TASK INSTRUCTIONS
Lines that include the word "given" should be copied from the listing that follows.

SOURCE RECORDS
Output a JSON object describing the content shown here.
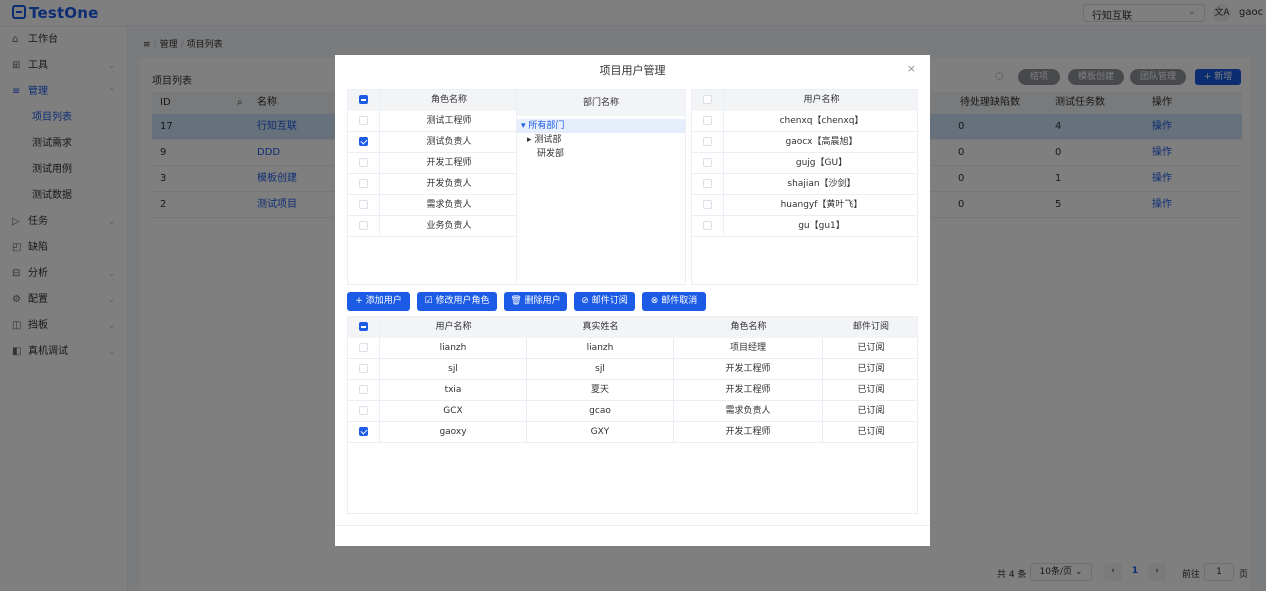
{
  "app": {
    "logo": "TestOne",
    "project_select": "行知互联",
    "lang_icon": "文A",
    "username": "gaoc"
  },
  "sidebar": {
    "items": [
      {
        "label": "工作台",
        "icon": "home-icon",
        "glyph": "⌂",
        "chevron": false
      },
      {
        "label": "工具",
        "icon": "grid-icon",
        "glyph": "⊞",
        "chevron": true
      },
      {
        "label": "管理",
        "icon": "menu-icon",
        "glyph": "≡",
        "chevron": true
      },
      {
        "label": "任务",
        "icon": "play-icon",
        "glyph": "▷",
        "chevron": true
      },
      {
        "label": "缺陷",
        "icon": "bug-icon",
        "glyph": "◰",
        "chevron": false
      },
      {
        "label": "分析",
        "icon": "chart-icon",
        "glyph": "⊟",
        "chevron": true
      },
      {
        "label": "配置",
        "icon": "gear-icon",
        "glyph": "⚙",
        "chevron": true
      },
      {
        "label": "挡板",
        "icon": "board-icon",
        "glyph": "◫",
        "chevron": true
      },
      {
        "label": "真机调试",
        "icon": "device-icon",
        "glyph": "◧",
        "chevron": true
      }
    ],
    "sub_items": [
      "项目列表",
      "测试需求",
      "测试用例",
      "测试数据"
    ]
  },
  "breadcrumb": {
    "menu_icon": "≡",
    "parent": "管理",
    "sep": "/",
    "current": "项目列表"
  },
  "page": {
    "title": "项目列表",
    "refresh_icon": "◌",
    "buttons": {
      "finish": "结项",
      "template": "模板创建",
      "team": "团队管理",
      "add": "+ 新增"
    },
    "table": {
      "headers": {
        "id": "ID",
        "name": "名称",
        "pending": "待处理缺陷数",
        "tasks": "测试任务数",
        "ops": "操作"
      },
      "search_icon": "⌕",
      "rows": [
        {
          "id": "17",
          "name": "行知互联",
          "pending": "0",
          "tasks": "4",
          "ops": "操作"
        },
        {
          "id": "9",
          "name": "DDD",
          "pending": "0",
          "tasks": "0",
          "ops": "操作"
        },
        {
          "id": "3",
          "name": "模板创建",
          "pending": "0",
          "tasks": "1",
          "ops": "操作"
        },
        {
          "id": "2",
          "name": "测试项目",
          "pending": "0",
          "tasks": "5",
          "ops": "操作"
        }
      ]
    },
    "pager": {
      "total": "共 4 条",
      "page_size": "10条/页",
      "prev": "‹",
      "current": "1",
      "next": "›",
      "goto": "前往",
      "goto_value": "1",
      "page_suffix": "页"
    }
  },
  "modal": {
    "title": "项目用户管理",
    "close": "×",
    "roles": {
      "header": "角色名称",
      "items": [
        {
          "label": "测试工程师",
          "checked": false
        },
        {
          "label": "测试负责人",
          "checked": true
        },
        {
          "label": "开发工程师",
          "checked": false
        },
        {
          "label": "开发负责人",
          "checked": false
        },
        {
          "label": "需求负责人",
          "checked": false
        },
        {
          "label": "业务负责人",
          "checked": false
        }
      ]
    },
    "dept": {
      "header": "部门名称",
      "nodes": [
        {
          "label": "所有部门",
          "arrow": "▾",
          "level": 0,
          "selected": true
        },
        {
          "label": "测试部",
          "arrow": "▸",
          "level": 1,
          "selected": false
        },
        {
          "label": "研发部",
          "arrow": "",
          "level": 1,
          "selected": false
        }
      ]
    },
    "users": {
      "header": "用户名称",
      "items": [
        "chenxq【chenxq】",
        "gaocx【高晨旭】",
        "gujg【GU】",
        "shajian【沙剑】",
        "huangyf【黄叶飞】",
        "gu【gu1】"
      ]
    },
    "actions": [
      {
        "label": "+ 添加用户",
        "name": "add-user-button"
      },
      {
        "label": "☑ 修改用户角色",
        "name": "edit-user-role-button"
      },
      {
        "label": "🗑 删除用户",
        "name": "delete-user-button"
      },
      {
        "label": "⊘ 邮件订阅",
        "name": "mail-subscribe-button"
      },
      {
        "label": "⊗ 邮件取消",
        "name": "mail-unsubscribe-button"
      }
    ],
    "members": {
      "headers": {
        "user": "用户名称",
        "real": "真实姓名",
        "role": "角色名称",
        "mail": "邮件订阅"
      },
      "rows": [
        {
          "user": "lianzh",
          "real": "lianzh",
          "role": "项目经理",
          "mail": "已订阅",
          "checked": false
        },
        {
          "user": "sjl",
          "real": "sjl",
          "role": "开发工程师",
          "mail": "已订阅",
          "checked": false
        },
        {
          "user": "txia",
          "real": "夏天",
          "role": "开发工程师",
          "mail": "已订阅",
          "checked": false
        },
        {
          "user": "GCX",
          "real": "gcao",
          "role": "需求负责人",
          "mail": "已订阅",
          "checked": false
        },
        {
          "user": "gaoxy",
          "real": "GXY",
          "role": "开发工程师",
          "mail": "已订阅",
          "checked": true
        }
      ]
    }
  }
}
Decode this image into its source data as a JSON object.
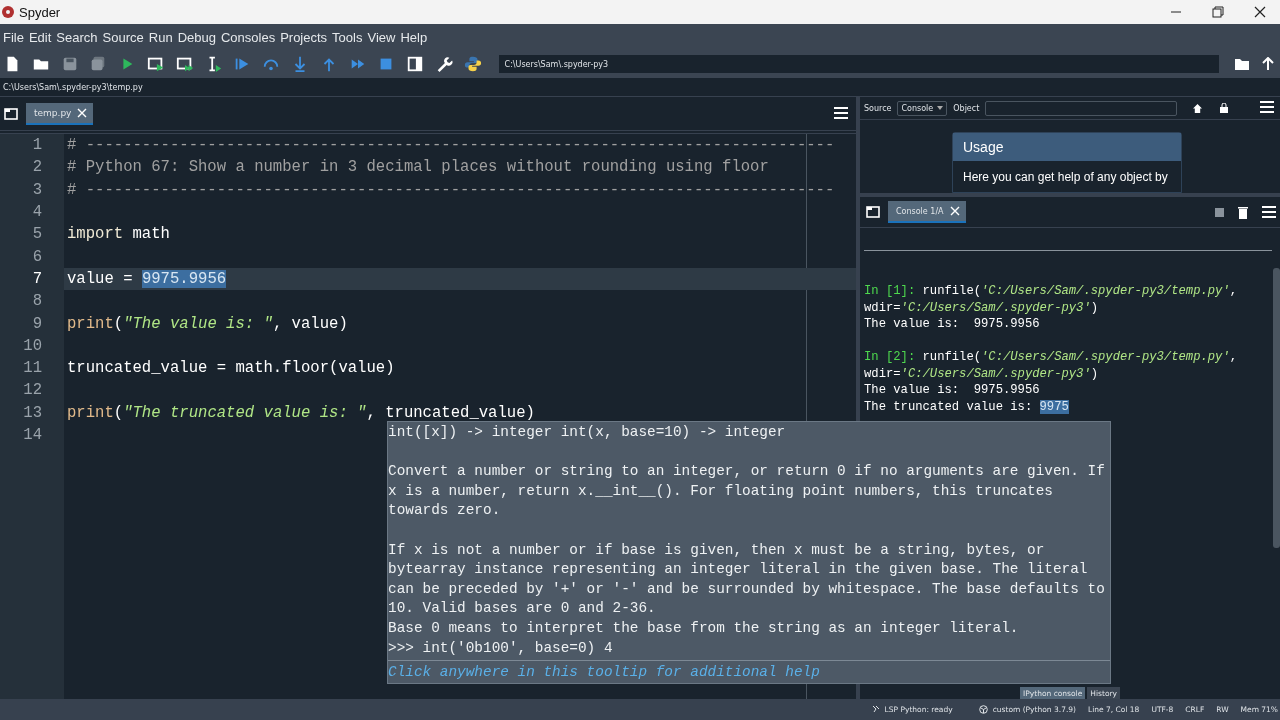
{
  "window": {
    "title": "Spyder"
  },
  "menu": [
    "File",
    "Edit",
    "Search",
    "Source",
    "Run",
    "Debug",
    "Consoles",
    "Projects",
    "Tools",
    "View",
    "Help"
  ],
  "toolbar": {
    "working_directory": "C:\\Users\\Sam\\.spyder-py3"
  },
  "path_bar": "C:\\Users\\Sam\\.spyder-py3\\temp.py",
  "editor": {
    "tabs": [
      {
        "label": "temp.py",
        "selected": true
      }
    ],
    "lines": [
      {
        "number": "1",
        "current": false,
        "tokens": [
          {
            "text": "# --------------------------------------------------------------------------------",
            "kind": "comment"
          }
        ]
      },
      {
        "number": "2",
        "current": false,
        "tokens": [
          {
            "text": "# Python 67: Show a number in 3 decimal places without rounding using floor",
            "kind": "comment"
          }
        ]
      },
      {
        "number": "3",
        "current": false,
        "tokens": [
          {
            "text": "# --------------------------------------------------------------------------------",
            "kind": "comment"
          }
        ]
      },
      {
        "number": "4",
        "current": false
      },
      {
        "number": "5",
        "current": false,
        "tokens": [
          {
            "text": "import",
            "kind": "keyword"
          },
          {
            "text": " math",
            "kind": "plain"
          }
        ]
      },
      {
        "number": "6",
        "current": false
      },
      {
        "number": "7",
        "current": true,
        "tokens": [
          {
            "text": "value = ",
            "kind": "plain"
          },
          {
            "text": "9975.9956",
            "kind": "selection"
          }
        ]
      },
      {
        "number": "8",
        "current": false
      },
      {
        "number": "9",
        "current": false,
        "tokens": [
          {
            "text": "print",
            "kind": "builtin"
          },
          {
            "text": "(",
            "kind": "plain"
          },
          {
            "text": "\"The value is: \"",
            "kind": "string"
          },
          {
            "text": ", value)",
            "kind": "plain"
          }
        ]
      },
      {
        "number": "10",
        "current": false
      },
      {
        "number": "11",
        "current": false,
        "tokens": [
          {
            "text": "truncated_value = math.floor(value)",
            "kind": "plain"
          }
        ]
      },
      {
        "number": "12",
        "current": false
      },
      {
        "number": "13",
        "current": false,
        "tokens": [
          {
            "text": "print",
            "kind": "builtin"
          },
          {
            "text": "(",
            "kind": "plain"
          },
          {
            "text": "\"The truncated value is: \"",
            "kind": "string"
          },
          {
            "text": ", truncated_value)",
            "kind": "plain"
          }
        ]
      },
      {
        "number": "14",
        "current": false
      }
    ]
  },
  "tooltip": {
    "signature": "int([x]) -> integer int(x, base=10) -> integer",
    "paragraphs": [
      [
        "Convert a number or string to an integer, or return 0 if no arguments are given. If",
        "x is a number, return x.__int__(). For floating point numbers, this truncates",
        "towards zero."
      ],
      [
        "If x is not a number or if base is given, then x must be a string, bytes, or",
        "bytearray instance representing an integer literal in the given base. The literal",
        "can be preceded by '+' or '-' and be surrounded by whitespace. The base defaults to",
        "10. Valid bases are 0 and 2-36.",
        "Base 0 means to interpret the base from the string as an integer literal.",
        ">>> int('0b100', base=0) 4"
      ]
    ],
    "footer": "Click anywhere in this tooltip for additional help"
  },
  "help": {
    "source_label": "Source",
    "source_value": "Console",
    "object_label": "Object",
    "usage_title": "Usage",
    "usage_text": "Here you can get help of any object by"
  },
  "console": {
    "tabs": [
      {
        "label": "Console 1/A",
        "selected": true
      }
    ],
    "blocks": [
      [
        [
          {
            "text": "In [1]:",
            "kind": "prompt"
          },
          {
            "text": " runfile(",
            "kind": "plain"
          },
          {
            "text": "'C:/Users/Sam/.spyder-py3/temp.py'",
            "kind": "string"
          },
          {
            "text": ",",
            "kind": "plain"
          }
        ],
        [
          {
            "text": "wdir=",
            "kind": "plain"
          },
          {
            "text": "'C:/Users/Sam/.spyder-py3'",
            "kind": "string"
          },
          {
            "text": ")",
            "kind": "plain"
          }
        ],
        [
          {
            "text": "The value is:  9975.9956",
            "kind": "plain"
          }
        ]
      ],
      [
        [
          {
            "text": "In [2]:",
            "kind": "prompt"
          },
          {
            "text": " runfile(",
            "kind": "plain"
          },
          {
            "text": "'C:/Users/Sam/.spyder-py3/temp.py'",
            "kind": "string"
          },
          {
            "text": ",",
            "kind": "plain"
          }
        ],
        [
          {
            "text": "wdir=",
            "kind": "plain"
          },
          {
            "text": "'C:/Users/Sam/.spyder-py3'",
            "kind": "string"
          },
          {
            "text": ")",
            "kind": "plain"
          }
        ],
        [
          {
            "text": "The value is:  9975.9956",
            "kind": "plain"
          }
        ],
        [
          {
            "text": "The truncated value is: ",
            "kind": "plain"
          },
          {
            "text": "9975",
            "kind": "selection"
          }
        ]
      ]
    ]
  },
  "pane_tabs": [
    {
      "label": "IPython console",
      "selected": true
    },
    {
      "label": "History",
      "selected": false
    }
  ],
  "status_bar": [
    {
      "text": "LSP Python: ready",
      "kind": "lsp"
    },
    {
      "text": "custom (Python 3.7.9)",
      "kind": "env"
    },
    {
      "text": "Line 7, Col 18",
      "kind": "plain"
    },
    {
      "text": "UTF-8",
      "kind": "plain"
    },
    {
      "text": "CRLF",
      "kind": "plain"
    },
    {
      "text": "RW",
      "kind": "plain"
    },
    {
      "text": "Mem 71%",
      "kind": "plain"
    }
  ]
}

RESULT
        "Convert a number or string to an integer, or return 0 if no arguments are given. If",
        "If x is not a number or if base is given, then x must be a string, bytes, or",
        "bytearray instance representing an integer literal in the given base. The literal",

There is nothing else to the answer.